"Literature was not born the day when a boy crying "wolf, wolf" came running out of the Neanderthal valley with a big gray wolf at his heels: literature was born on the day when a boy came crying "wolf, wolf" and there was no wolf behind him."
-- Vladimir Nabokov
In other words, literature was born when somebody made up a story.
This quote could also be talking about the origin of theater, though -- but then, both theater and literature came from the oral tradition of story-telling. In my case, both off-shoots have influenced the type of writer I am. I did a lot of theater in my youth, and to this day, I approach my stories from a "theatrical" angle. First and foremost, I want my stories to hold the attention of my audience, to be dramatic and interesting and entertaining.
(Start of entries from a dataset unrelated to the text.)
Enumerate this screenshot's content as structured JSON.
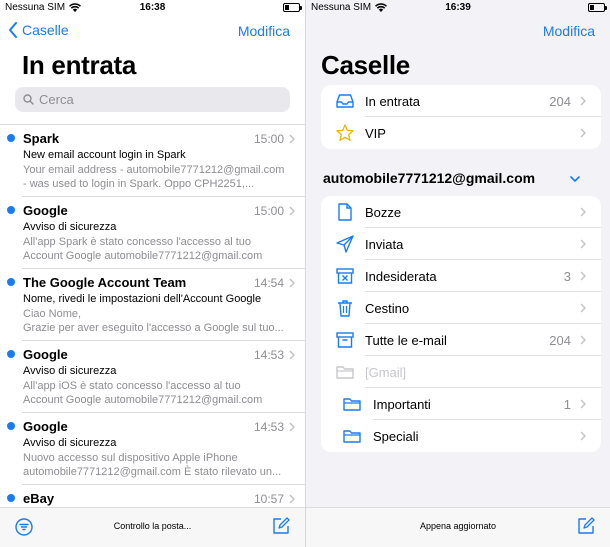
{
  "left": {
    "status": {
      "carrier": "Nessuna SIM",
      "time": "16:38"
    },
    "nav": {
      "back_label": "Caselle",
      "edit_label": "Modifica"
    },
    "title": "In entrata",
    "search": {
      "placeholder": "Cerca"
    },
    "messages": [
      {
        "sender": "Spark",
        "time": "15:00",
        "subject": "New email account login in Spark",
        "preview1": "Your email address - automobile7771212@gmail.com",
        "preview2": "- was used to login in Spark. Oppo CPH2251,...",
        "unread": true
      },
      {
        "sender": "Google",
        "time": "15:00",
        "subject": "Avviso di sicurezza",
        "preview1": "All'app Spark è stato concesso l'accesso al tuo",
        "preview2": "Account Google automobile7771212@gmail.com",
        "unread": true
      },
      {
        "sender": "The Google Account Team",
        "time": "14:54",
        "subject": "Nome, rivedi le impostazioni dell'Account Google",
        "preview1": "Ciao Nome,",
        "preview2": "Grazie per aver eseguito l'accesso a Google sul tuo...",
        "unread": true
      },
      {
        "sender": "Google",
        "time": "14:53",
        "subject": "Avviso di sicurezza",
        "preview1": "All'app iOS è stato concesso l'accesso al tuo",
        "preview2": "Account Google automobile7771212@gmail.com",
        "unread": true
      },
      {
        "sender": "Google",
        "time": "14:53",
        "subject": "Avviso di sicurezza",
        "preview1": "Nuovo accesso sul dispositivo Apple iPhone",
        "preview2": "automobile7771212@gmail.com È stato rilevato un...",
        "unread": true
      },
      {
        "sender": "eBay",
        "time": "10:57",
        "subject": "",
        "preview1": "",
        "preview2": "",
        "unread": true
      }
    ],
    "toolbar": {
      "status_text": "Controllo la posta..."
    }
  },
  "right": {
    "status": {
      "carrier": "Nessuna SIM",
      "time": "16:39"
    },
    "nav": {
      "edit_label": "Modifica"
    },
    "title": "Caselle",
    "top_group": [
      {
        "label": "In entrata",
        "count": "204",
        "icon": "inbox-icon"
      },
      {
        "label": "VIP",
        "count": "",
        "icon": "star-icon"
      }
    ],
    "account": {
      "email": "automobile7771212@gmail.com"
    },
    "folders": [
      {
        "label": "Bozze",
        "count": "",
        "icon": "document-icon"
      },
      {
        "label": "Inviata",
        "count": "",
        "icon": "paper-plane-icon"
      },
      {
        "label": "Indesiderata",
        "count": "3",
        "icon": "junk-icon"
      },
      {
        "label": "Cestino",
        "count": "",
        "icon": "trash-icon"
      },
      {
        "label": "Tutte le e-mail",
        "count": "204",
        "icon": "archive-icon"
      },
      {
        "label": "[Gmail]",
        "count": "",
        "icon": "folder-icon"
      },
      {
        "label": "Importanti",
        "count": "1",
        "icon": "folder-icon"
      },
      {
        "label": "Speciali",
        "count": "",
        "icon": "folder-icon"
      }
    ],
    "toolbar": {
      "status_text": "Appena aggiornato"
    }
  },
  "colors": {
    "accent": "#1a7cf2",
    "secondary_text": "#8e8e93",
    "grouped_bg": "#f2f2f7"
  }
}
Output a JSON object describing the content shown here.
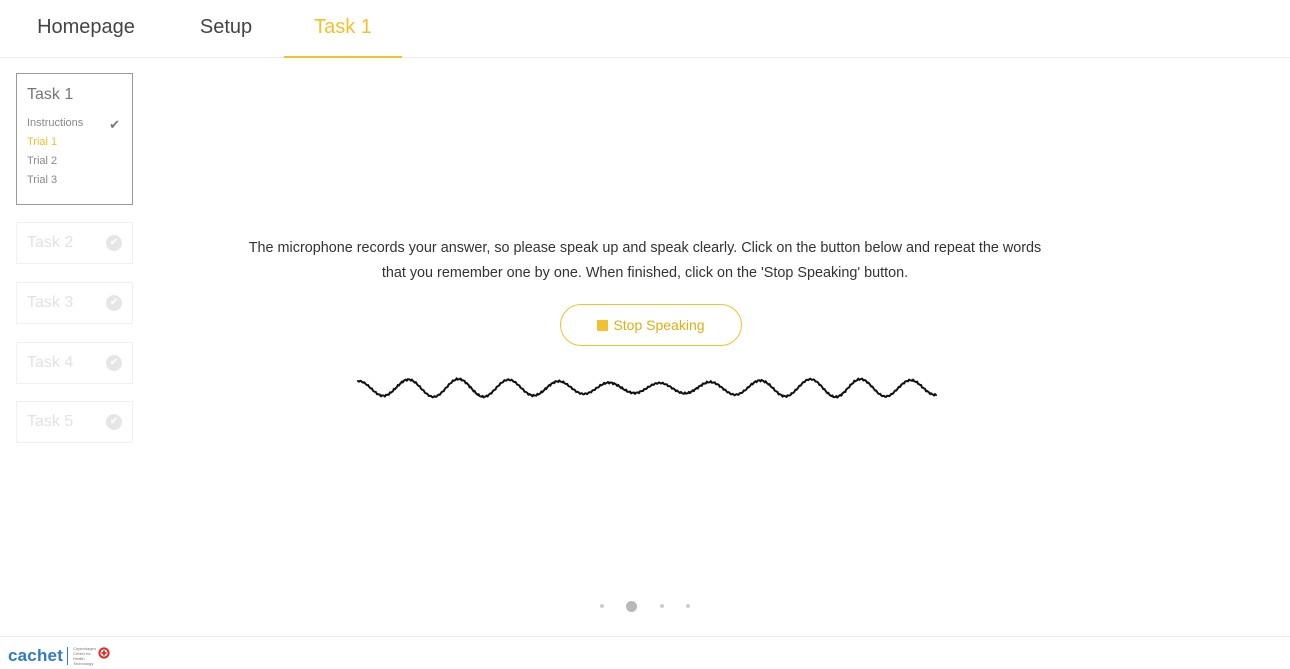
{
  "nav": {
    "tabs": [
      {
        "label": "Homepage"
      },
      {
        "label": "Setup"
      },
      {
        "label": "Task 1"
      }
    ]
  },
  "sidebar": {
    "active_task": {
      "title": "Task 1",
      "items": [
        {
          "label": "Instructions",
          "done": true
        },
        {
          "label": "Trial 1",
          "current": true
        },
        {
          "label": "Trial 2"
        },
        {
          "label": "Trial 3"
        }
      ]
    },
    "other_tasks": [
      {
        "title": "Task 2"
      },
      {
        "title": "Task 3"
      },
      {
        "title": "Task 4"
      },
      {
        "title": "Task 5"
      }
    ]
  },
  "main": {
    "instructions_line1": "The microphone records your answer, so please speak up and speak clearly. Click on the button below and repeat the words",
    "instructions_line2": "that you remember one by one. When finished, click on the 'Stop Speaking' button.",
    "stop_button_label": "Stop Speaking"
  },
  "pager": {
    "total": 4,
    "active_index": 1
  },
  "footer": {
    "brand_name": "cachet",
    "brand_sub": "Copenhagen Center for Health Technology"
  },
  "colors": {
    "accent": "#f2c12e",
    "brand": "#2f7dbf",
    "text": "#333333"
  },
  "icons": {
    "check": "check-icon",
    "check_circle": "check-circle-icon",
    "stop": "stop-icon",
    "waveform": "waveform-icon",
    "logo": "cachet-logo-icon"
  }
}
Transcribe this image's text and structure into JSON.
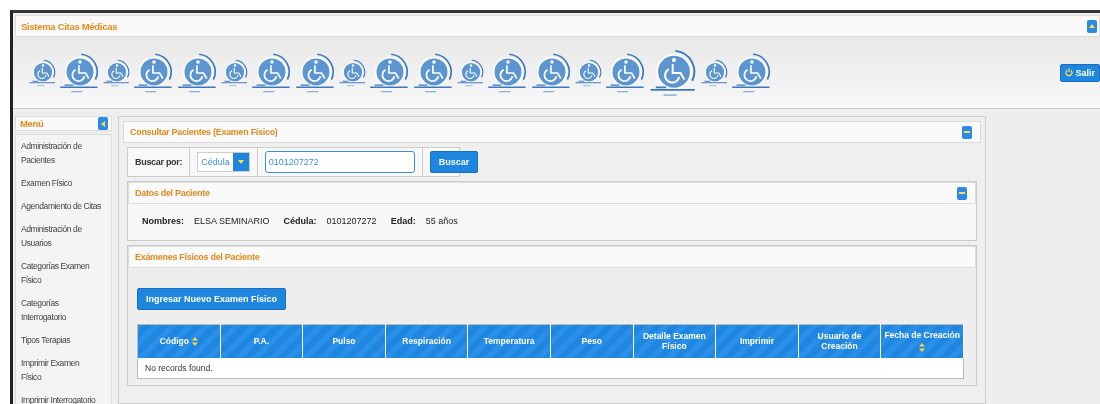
{
  "window": {
    "title": "Sistema Citas Médicas"
  },
  "header": {
    "logout_button": "Salir"
  },
  "sidebar": {
    "title": "Menú",
    "items": [
      {
        "label": "Administración de Pacientes"
      },
      {
        "label": "Examen Físico"
      },
      {
        "label": "Agendamiento de Citas"
      },
      {
        "label": "Administración de Usuarios"
      },
      {
        "label": "Categorías Examen Físico"
      },
      {
        "label": "Categorías Interrogatorio"
      },
      {
        "label": "Tipos Terapias"
      },
      {
        "label": "Imprimir Examen Físico"
      },
      {
        "label": "Imprimir Interrogatorio"
      }
    ]
  },
  "main_panel": {
    "title": "Consultar Pacientes (Examen Físico)",
    "search": {
      "label": "Buscar por:",
      "type_select": "Cédula",
      "value": "0101207272",
      "button": "Buscar"
    },
    "patient_panel": {
      "title": "Datos del Paciente",
      "fields": [
        {
          "label": "Nombres:",
          "value": "ELSA SEMINARIO"
        },
        {
          "label": "Cédula:",
          "value": "0101207272"
        },
        {
          "label": "Edad:",
          "value": "55 años"
        }
      ]
    },
    "exams_panel": {
      "title": "Exámenes Físicos del Paciente",
      "new_button": "Ingresar Nuevo Examen Físico",
      "table": {
        "columns": [
          {
            "label": "Código",
            "sortable": true
          },
          {
            "label": "P.A.",
            "sortable": false
          },
          {
            "label": "Pulso",
            "sortable": false
          },
          {
            "label": "Respiración",
            "sortable": false
          },
          {
            "label": "Temperatura",
            "sortable": false
          },
          {
            "label": "Peso",
            "sortable": false
          },
          {
            "label": "Detalle Examen Físico",
            "sortable": false
          },
          {
            "label": "Imprimir",
            "sortable": false
          },
          {
            "label": "Usuario de Creación",
            "sortable": false
          },
          {
            "label": "Fecha de Creación",
            "sortable": true
          }
        ],
        "empty_message": "No records found."
      }
    }
  }
}
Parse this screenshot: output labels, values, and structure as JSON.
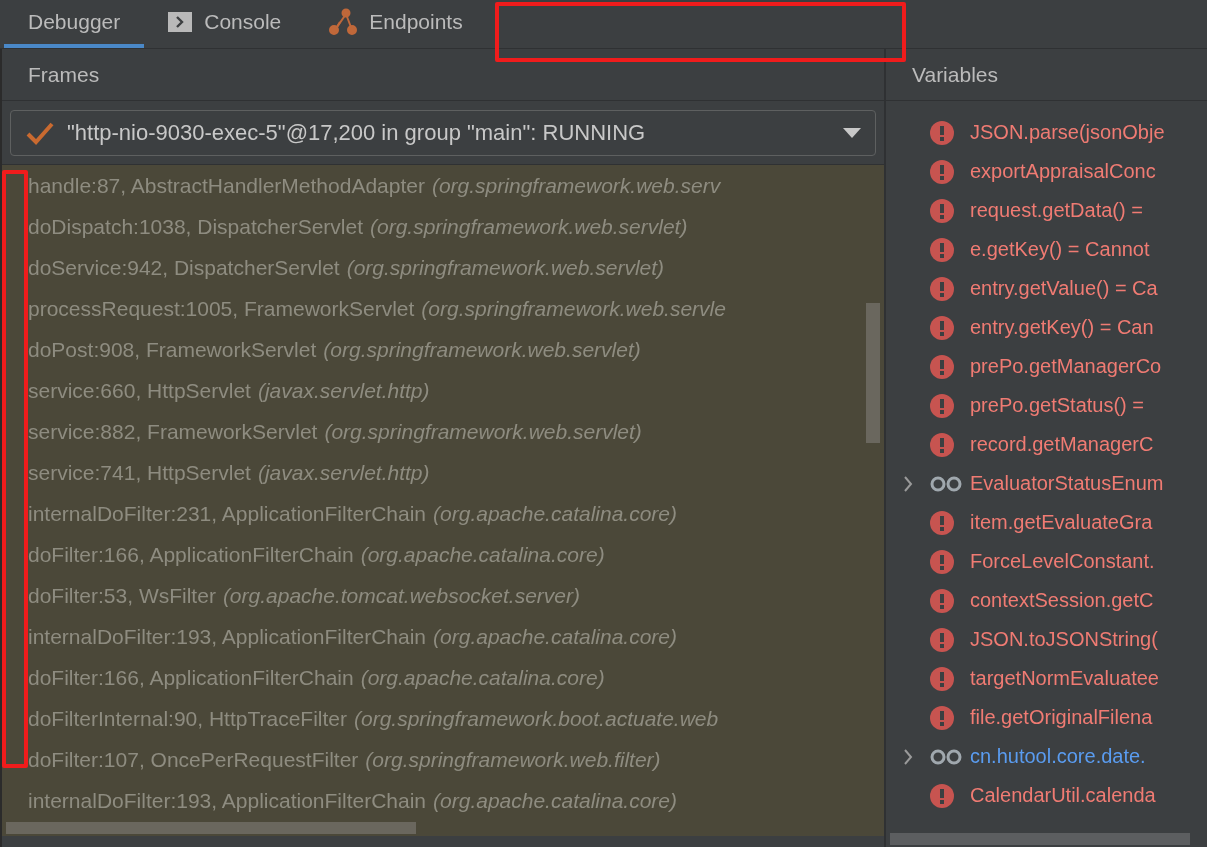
{
  "tabs": [
    {
      "label": "Debugger",
      "selected": true
    },
    {
      "label": "Console",
      "selected": false
    },
    {
      "label": "Endpoints",
      "selected": false
    }
  ],
  "frames": {
    "title": "Frames",
    "thread": "\"http-nio-9030-exec-5\"@17,200 in group \"main\": RUNNING",
    "rows": [
      {
        "method": "handle:87, AbstractHandlerMethodAdapter",
        "package": "(org.springframework.web.serv"
      },
      {
        "method": "doDispatch:1038, DispatcherServlet",
        "package": "(org.springframework.web.servlet)"
      },
      {
        "method": "doService:942, DispatcherServlet",
        "package": "(org.springframework.web.servlet)"
      },
      {
        "method": "processRequest:1005, FrameworkServlet",
        "package": "(org.springframework.web.servle"
      },
      {
        "method": "doPost:908, FrameworkServlet",
        "package": "(org.springframework.web.servlet)"
      },
      {
        "method": "service:660, HttpServlet",
        "package": "(javax.servlet.http)"
      },
      {
        "method": "service:882, FrameworkServlet",
        "package": "(org.springframework.web.servlet)"
      },
      {
        "method": "service:741, HttpServlet",
        "package": "(javax.servlet.http)"
      },
      {
        "method": "internalDoFilter:231, ApplicationFilterChain",
        "package": "(org.apache.catalina.core)"
      },
      {
        "method": "doFilter:166, ApplicationFilterChain",
        "package": "(org.apache.catalina.core)"
      },
      {
        "method": "doFilter:53, WsFilter",
        "package": "(org.apache.tomcat.websocket.server)"
      },
      {
        "method": "internalDoFilter:193, ApplicationFilterChain",
        "package": "(org.apache.catalina.core)"
      },
      {
        "method": "doFilter:166, ApplicationFilterChain",
        "package": "(org.apache.catalina.core)"
      },
      {
        "method": "doFilterInternal:90, HttpTraceFilter",
        "package": "(org.springframework.boot.actuate.web"
      },
      {
        "method": "doFilter:107, OncePerRequestFilter",
        "package": "(org.springframework.web.filter)"
      },
      {
        "method": "internalDoFilter:193, ApplicationFilterChain",
        "package": "(org.apache.catalina.core)"
      }
    ]
  },
  "variables": {
    "title": "Variables",
    "items": [
      {
        "kind": "error",
        "text": "JSON.parse(jsonObje",
        "color": "#f07b73"
      },
      {
        "kind": "error",
        "text": "exportAppraisalConc",
        "color": "#f07b73"
      },
      {
        "kind": "error",
        "text": "request.getData() =",
        "color": "#f07b73"
      },
      {
        "kind": "error",
        "text": "e.getKey() = Cannot",
        "color": "#f07b73"
      },
      {
        "kind": "error",
        "text": "entry.getValue() = Ca",
        "color": "#f07b73"
      },
      {
        "kind": "error",
        "text": "entry.getKey() = Can",
        "color": "#f07b73"
      },
      {
        "kind": "error",
        "text": "prePo.getManagerCo",
        "color": "#f07b73"
      },
      {
        "kind": "error",
        "text": "prePo.getStatus() =",
        "color": "#f07b73"
      },
      {
        "kind": "error",
        "text": "record.getManagerC",
        "color": "#f07b73"
      },
      {
        "kind": "watch",
        "text": "EvaluatorStatusEnum",
        "color": "#f07b73",
        "expanded": false
      },
      {
        "kind": "error",
        "text": "item.getEvaluateGra",
        "color": "#f07b73"
      },
      {
        "kind": "error",
        "text": "ForceLevelConstant.",
        "color": "#f07b73"
      },
      {
        "kind": "error",
        "text": "contextSession.getC",
        "color": "#f07b73"
      },
      {
        "kind": "error",
        "text": "JSON.toJSONString(",
        "color": "#f07b73"
      },
      {
        "kind": "error",
        "text": "targetNormEvaluatee",
        "color": "#f07b73"
      },
      {
        "kind": "error",
        "text": "file.getOriginalFilena",
        "color": "#f07b73"
      },
      {
        "kind": "watch",
        "text": "cn.hutool.core.date.",
        "color": "#5a9cf0",
        "expanded": false
      },
      {
        "kind": "error",
        "text": "CalendarUtil.calenda",
        "color": "#f07b73"
      }
    ]
  }
}
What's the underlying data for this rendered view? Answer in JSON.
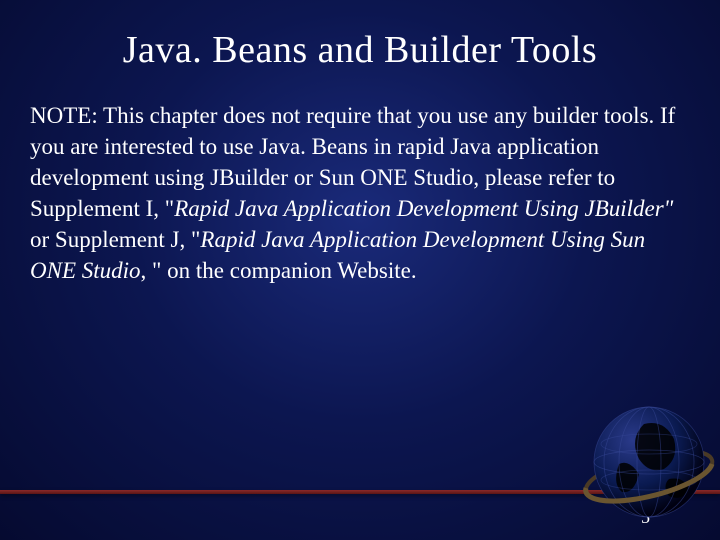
{
  "title": "Java. Beans and Builder Tools",
  "body": {
    "p1": "NOTE: This chapter does not require that you use any builder tools. If you are interested to use Java. Beans in rapid Java application development using JBuilder or Sun ONE Studio, please refer to Supplement I, \"",
    "i1": "Rapid Java Application Development Using JBuilder\"",
    "p2": " or Supplement J, \"",
    "i2": "Rapid Java Application Development Using Sun ONE Studio",
    "p3": ", \" on the companion Website."
  },
  "page_number": "5"
}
This theatrical basis holds true in more practical ways, as well. My first drafts are mostly dialogue and "blocking" (moving the characters about the stage). I learn about my characters through dialogue -- I need to "hear" them speak before I have a really solid grip on them. I don't describe the setting much in a first draft; in fact, I have yet to completely visualize or map out the castle where most of the action takes place in my current work-in-progress. Description and details will come in the later drafts, after I've distilled the dialogue (cutting and/or combining scenes where necessary) and made sure I've got the activity in the best possible general location. I suspect this is why I'm most comfortable with "one set" stories, rather than "road" stories, where the hero and heroine go from place to place. That requires a lot more emphasise on description. (I do note, by the bye, that Nabokov described the wolf, so clearly, there is a very important place for description. It's just that with me, character comes first, description of the physical setting second.)
So why not write plays? For one simple, yet important reason: in a book, I can detail my characters' thoughts. Readers, hopefully, get to feel they know and understand my characters in a more profound way. If I've done my job really well, my characters will become real people, the way the little boy convinced the villagers that there really was a big gray wolf.